WitchsorrowIn anticipation of the release of their upcoming LP ‘No Light Only Fire’, Surrey doom trio Witchsorrow host a an evening of heavy gloom at the Black Heart, bringing Sea Bastard and Brule along for the ride.

Named after the Conan comics spear slayer, heavy metal four piece Brule open the show. Featuring current and ex members from the likes of Age of Taurus, Pig Iron and Mourn, the musical influences that each member has brought to this performance from their respective projects is palpable. A fusion of blues rock and heavy metal renders a vintage sound that’s akin to the middle ground between Goatsnake and Alice in Chains, but slowed down by around 50%. No doubt the most upbeat band of the evening and the perfect way to warm up the crowd for what’s to come.

A Sea Bastard performance just wouldn’t be a Sea Bastard performance without something going wrong. Unfortunately tonight the guitarist’s amp decides it doesn’t want to play ball and the time spent trying to fix it costs the Brighton natives half of their set time. In true heroic fashion they manage to claw it back, playing through the PA, and using what little time they have left to hypnotise the crowd with a monstrous force that batters the mind as well as the eardrums. The riffs feel like they could last for days and are generally more sludgy than other bands cut from the same cloth – Sea Bastard are packing way less in terms of groove and instead displace it for discordant leads that lean towards a darker, more evil sounding sonic vibe.

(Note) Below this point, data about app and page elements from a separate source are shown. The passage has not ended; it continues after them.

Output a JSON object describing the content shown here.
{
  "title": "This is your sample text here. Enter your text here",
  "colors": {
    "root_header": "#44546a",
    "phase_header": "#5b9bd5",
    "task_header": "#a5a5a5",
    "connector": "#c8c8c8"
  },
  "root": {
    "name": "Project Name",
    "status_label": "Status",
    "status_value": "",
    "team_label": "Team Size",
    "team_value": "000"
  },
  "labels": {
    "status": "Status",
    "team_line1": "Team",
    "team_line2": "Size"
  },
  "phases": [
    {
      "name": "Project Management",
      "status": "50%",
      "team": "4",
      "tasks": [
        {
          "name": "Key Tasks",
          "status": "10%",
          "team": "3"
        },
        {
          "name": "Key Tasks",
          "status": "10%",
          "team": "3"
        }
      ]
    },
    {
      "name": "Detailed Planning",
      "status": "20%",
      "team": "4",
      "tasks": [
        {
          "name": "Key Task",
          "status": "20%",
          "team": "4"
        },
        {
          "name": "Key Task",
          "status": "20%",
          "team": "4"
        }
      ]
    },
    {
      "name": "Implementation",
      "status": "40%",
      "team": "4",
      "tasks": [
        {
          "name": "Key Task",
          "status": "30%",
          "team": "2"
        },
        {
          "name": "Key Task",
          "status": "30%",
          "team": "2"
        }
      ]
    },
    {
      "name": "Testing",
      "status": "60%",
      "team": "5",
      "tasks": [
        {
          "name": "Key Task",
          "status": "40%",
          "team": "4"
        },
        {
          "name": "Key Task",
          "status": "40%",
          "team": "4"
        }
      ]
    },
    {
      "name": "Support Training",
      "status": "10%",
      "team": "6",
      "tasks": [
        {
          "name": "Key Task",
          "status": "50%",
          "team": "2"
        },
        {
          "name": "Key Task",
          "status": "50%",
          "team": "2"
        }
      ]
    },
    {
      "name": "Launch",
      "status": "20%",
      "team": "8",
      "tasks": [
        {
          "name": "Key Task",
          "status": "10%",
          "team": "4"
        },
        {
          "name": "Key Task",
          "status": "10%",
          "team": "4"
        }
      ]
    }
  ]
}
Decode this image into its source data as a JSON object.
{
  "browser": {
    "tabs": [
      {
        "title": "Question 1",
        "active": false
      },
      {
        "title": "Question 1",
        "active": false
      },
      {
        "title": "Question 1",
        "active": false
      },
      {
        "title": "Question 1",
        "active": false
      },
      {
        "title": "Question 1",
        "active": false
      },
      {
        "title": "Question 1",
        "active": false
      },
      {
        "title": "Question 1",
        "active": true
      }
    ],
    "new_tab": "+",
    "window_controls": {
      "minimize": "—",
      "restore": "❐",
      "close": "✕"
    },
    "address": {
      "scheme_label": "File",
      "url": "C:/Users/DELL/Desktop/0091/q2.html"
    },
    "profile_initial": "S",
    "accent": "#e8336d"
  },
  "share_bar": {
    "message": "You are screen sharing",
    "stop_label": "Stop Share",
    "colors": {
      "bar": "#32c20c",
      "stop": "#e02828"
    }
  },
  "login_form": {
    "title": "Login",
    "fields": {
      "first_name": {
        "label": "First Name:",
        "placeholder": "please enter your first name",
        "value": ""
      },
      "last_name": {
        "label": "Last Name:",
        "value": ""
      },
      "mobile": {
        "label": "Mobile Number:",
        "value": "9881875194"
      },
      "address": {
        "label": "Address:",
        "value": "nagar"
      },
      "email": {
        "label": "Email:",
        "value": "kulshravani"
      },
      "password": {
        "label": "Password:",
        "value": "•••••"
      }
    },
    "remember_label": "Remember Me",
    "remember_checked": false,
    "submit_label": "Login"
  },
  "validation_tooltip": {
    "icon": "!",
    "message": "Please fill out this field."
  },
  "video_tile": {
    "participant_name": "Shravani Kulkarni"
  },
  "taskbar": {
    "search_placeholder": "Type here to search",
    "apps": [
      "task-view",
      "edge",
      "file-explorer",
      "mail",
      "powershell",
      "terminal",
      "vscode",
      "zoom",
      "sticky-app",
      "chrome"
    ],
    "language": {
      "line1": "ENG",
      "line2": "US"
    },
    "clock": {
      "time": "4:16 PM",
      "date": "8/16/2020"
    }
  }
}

Witchsorrow waste no time in getting the crowd acquainted with their new material, opening with ‘No Light Only Fire’. Nick, Emily and David are masters of musical dynamics; switching effortlessly between fast paced, galloping riffs and slower paced passages of despair. The showmanship on stage is as entertaining to watch as it is to listen to and they showcase that their newer material is every bit as good, if not better, live as it is on record. Never relinquishing their hold on their obvious ‘Leccy Wiz/Sabbath influences, but without sounding like straight up copycats, they do the whole traditional doom thing so well that it genuinely doesn’t matter if they aren’t reinventing the wheel with the music they make. Despite wanting to show off brand new material, Witchsorrow don’t neglect to play through older material and say their farewell for the evening with ‘God Curse Us’ – a song which has become somewhat of an anthem for the band for those that watch them live on a regular basis. Their parting number has the audience pumping their fists and shouting along. A triumphant night for the band and a promising glimpse of what to expect for the next record.

(Review by Angela Davey)